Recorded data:

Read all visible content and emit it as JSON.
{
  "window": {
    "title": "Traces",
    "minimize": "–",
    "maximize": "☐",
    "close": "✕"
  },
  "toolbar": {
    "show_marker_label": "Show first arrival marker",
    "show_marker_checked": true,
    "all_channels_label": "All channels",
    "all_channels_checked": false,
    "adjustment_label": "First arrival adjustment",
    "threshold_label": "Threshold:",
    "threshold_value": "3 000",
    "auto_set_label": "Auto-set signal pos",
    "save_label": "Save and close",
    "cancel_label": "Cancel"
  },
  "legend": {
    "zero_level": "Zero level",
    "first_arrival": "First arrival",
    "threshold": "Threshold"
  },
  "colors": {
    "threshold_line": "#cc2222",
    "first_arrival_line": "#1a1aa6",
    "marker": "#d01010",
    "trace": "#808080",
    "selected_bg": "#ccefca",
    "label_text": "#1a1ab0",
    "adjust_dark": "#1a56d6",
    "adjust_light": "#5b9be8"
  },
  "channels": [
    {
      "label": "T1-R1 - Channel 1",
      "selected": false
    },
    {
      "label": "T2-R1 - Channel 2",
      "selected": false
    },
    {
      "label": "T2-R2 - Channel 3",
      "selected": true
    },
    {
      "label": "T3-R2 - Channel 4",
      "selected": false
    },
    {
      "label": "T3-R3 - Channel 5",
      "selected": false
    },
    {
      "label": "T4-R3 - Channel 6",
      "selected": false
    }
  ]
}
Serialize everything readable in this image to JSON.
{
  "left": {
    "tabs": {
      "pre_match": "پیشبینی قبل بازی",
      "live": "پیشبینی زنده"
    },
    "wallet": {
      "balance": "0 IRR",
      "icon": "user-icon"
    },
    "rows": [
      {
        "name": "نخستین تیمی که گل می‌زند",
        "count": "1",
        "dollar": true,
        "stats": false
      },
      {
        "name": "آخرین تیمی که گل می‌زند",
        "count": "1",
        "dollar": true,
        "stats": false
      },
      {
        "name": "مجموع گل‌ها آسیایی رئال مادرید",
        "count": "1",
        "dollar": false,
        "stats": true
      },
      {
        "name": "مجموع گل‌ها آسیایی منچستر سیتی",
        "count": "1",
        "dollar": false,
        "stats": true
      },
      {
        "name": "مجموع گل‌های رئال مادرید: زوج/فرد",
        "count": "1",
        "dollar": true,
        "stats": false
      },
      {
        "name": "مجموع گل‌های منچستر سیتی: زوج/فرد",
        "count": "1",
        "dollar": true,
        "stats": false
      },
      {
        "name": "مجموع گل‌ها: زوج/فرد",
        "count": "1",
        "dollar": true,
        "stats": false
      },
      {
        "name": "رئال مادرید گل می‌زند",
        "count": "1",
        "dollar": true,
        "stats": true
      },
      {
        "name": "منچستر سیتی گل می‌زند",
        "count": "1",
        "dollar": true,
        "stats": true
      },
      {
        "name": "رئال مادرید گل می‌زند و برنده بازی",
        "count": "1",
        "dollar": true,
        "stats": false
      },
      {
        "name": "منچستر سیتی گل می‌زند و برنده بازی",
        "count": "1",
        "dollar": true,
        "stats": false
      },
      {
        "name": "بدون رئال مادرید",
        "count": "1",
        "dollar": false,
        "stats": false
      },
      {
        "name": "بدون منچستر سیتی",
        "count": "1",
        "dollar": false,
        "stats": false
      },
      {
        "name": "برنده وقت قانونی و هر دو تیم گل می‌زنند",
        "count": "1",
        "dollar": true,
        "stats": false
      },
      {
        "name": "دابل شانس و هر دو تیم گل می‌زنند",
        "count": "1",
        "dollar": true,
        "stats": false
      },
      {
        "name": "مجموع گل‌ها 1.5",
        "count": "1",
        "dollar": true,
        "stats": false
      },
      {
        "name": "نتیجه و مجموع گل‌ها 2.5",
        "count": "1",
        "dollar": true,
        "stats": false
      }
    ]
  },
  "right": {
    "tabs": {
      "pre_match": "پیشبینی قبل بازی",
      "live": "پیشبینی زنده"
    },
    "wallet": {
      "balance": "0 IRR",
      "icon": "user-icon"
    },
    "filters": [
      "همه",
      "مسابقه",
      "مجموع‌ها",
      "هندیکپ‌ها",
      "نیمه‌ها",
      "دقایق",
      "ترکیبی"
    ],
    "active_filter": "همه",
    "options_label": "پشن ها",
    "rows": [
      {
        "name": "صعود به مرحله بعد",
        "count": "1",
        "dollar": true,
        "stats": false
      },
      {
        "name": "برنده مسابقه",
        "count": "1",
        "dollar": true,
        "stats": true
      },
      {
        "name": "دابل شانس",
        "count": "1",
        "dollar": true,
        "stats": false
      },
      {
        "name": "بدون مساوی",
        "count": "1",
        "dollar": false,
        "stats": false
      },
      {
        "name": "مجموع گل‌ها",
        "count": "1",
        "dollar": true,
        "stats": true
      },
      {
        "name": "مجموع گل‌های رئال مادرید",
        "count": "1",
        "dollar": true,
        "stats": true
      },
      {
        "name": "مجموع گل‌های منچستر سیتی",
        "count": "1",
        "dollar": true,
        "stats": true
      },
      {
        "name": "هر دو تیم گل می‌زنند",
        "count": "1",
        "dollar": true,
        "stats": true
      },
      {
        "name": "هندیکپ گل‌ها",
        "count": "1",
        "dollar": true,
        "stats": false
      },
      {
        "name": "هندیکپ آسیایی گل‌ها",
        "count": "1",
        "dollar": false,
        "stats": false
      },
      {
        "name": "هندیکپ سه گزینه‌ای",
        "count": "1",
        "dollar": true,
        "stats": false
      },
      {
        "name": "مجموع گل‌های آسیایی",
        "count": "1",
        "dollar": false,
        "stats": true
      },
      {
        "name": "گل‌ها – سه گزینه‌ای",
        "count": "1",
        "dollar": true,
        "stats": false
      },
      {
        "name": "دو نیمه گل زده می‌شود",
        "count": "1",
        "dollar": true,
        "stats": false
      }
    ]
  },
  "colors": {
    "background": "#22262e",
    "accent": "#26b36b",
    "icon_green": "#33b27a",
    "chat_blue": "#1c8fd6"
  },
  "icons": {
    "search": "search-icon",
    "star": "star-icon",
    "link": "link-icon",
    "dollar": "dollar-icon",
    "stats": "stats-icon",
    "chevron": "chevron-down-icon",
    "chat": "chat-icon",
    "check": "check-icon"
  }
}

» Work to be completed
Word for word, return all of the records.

» Output of the task
Read all visible content and emit it as JSON.
{
  "window": {
    "title": "Traces",
    "minimize": "–",
    "maximize": "☐",
    "close": "✕"
  },
  "toolbar": {
    "show_marker_label": "Show first arrival marker",
    "show_marker_checked": true,
    "all_channels_label": "All channels",
    "all_channels_checked": false,
    "adjustment_label": "First arrival adjustment",
    "threshold_label": "Threshold:",
    "threshold_value": "3 000",
    "auto_set_label": "Auto-set signal pos",
    "save_label": "Save and close",
    "cancel_label": "Cancel"
  },
  "legend": {
    "zero_level": "Zero level",
    "first_arrival": "First arrival",
    "threshold": "Threshold"
  },
  "colors": {
    "threshold_line": "#cc2222",
    "first_arrival_line": "#1a1aa6",
    "marker": "#d01010",
    "trace": "#808080",
    "selected_bg": "#ccefca",
    "label_text": "#1a1ab0",
    "adjust_dark": "#1a56d6",
    "adjust_light": "#5b9be8"
  },
  "channels": [
    {
      "label": "T1-R1 - Channel 1",
      "selected": false
    },
    {
      "label": "T2-R1 - Channel 2",
      "selected": false
    },
    {
      "label": "T2-R2 - Channel 3",
      "selected": true
    },
    {
      "label": "T3-R2 - Channel 4",
      "selected": false
    },
    {
      "label": "T3-R3 - Channel 5",
      "selected": false
    },
    {
      "label": "T4-R3 - Channel 6",
      "selected": false
    }
  ]
}
Serialize everything readable in this image to JSON.
{
  "left": {
    "tabs": {
      "pre_match": "پیشبینی قبل بازی",
      "live": "پیشبینی زنده"
    },
    "wallet": {
      "balance": "0 IRR",
      "icon": "user-icon"
    },
    "rows": [
      {
        "name": "نخستین تیمی که گل می‌زند",
        "count": "1",
        "dollar": true,
        "stats": false
      },
      {
        "name": "آخرین تیمی که گل می‌زند",
        "count": "1",
        "dollar": true,
        "stats": false
      },
      {
        "name": "مجموع گل‌ها آسیایی رئال مادرید",
        "count": "1",
        "dollar": false,
        "stats": true
      },
      {
        "name": "مجموع گل‌ها آسیایی منچستر سیتی",
        "count": "1",
        "dollar": false,
        "stats": true
      },
      {
        "name": "مجموع گل‌های رئال مادرید: زوج/فرد",
        "count": "1",
        "dollar": true,
        "stats": false
      },
      {
        "name": "مجموع گل‌های منچستر سیتی: زوج/فرد",
        "count": "1",
        "dollar": true,
        "stats": false
      },
      {
        "name": "مجموع گل‌ها: زوج/فرد",
        "count": "1",
        "dollar": true,
        "stats": false
      },
      {
        "name": "رئال مادرید گل می‌زند",
        "count": "1",
        "dollar": true,
        "stats": true
      },
      {
        "name": "منچستر سیتی گل می‌زند",
        "count": "1",
        "dollar": true,
        "stats": true
      },
      {
        "name": "رئال مادرید گل می‌زند و برنده بازی",
        "count": "1",
        "dollar": true,
        "stats": false
      },
      {
        "name": "منچستر سیتی گل می‌زند و برنده بازی",
        "count": "1",
        "dollar": true,
        "stats": false
      },
      {
        "name": "بدون رئال مادرید",
        "count": "1",
        "dollar": false,
        "stats": false
      },
      {
        "name": "بدون منچستر سیتی",
        "count": "1",
        "dollar": false,
        "stats": false
      },
      {
        "name": "برنده وقت قانونی و هر دو تیم گل می‌زنند",
        "count": "1",
        "dollar": true,
        "stats": false
      },
      {
        "name": "دابل شانس و هر دو تیم گل می‌زنند",
        "count": "1",
        "dollar": true,
        "stats": false
      },
      {
        "name": "مجموع گل‌ها 1.5",
        "count": "1",
        "dollar": true,
        "stats": false
      },
      {
        "name": "نتیجه و مجموع گل‌ها 2.5",
        "count": "1",
        "dollar": true,
        "stats": false
      }
    ]
  },
  "right": {
    "tabs": {
      "pre_match": "پیشبینی قبل بازی",
      "live": "پیشبینی زنده"
    },
    "wallet": {
      "balance": "0 IRR",
      "icon": "user-icon"
    },
    "filters": [
      "همه",
      "مسابقه",
      "مجموع‌ها",
      "هندیکپ‌ها",
      "نیمه‌ها",
      "دقایق",
      "ترکیبی"
    ],
    "active_filter": "همه",
    "options_label": "پشن ها",
    "rows": [
      {
        "name": "صعود به مرحله بعد",
        "count": "1",
        "dollar": true,
        "stats": false
      },
      {
        "name": "برنده مسابقه",
        "count": "1",
        "dollar": true,
        "stats": true
      },
      {
        "name": "دابل شانس",
        "count": "1",
        "dollar": true,
        "stats": false
      },
      {
        "name": "بدون مساوی",
        "count": "1",
        "dollar": false,
        "stats": false
      },
      {
        "name": "مجموع گل‌ها",
        "count": "1",
        "dollar": true,
        "stats": true
      },
      {
        "name": "مجموع گل‌های رئال مادرید",
        "count": "1",
        "dollar": true,
        "stats": true
      },
      {
        "name": "مجموع گل‌های منچستر سیتی",
        "count": "1",
        "dollar": true,
        "stats": true
      },
      {
        "name": "هر دو تیم گل می‌زنند",
        "count": "1",
        "dollar": true,
        "stats": true
      },
      {
        "name": "هندیکپ گل‌ها",
        "count": "1",
        "dollar": true,
        "stats": false
      },
      {
        "name": "هندیکپ آسیایی گل‌ها",
        "count": "1",
        "dollar": false,
        "stats": false
      },
      {
        "name": "هندیکپ سه گزینه‌ای",
        "count": "1",
        "dollar": true,
        "stats": false
      },
      {
        "name": "مجموع گل‌های آسیایی",
        "count": "1",
        "dollar": false,
        "stats": true
      },
      {
        "name": "گل‌ها – سه گزینه‌ای",
        "count": "1",
        "dollar": true,
        "stats": false
      },
      {
        "name": "دو نیمه گل زده می‌شود",
        "count": "1",
        "dollar": true,
        "stats": false
      }
    ]
  },
  "colors": {
    "background": "#22262e",
    "accent": "#26b36b",
    "icon_green": "#33b27a",
    "chat_blue": "#1c8fd6"
  },
  "icons": {
    "search": "search-icon",
    "star": "star-icon",
    "link": "link-icon",
    "dollar": "dollar-icon",
    "stats": "stats-icon",
    "chevron": "chevron-down-icon",
    "chat": "chat-icon",
    "check": "check-icon"
  }
}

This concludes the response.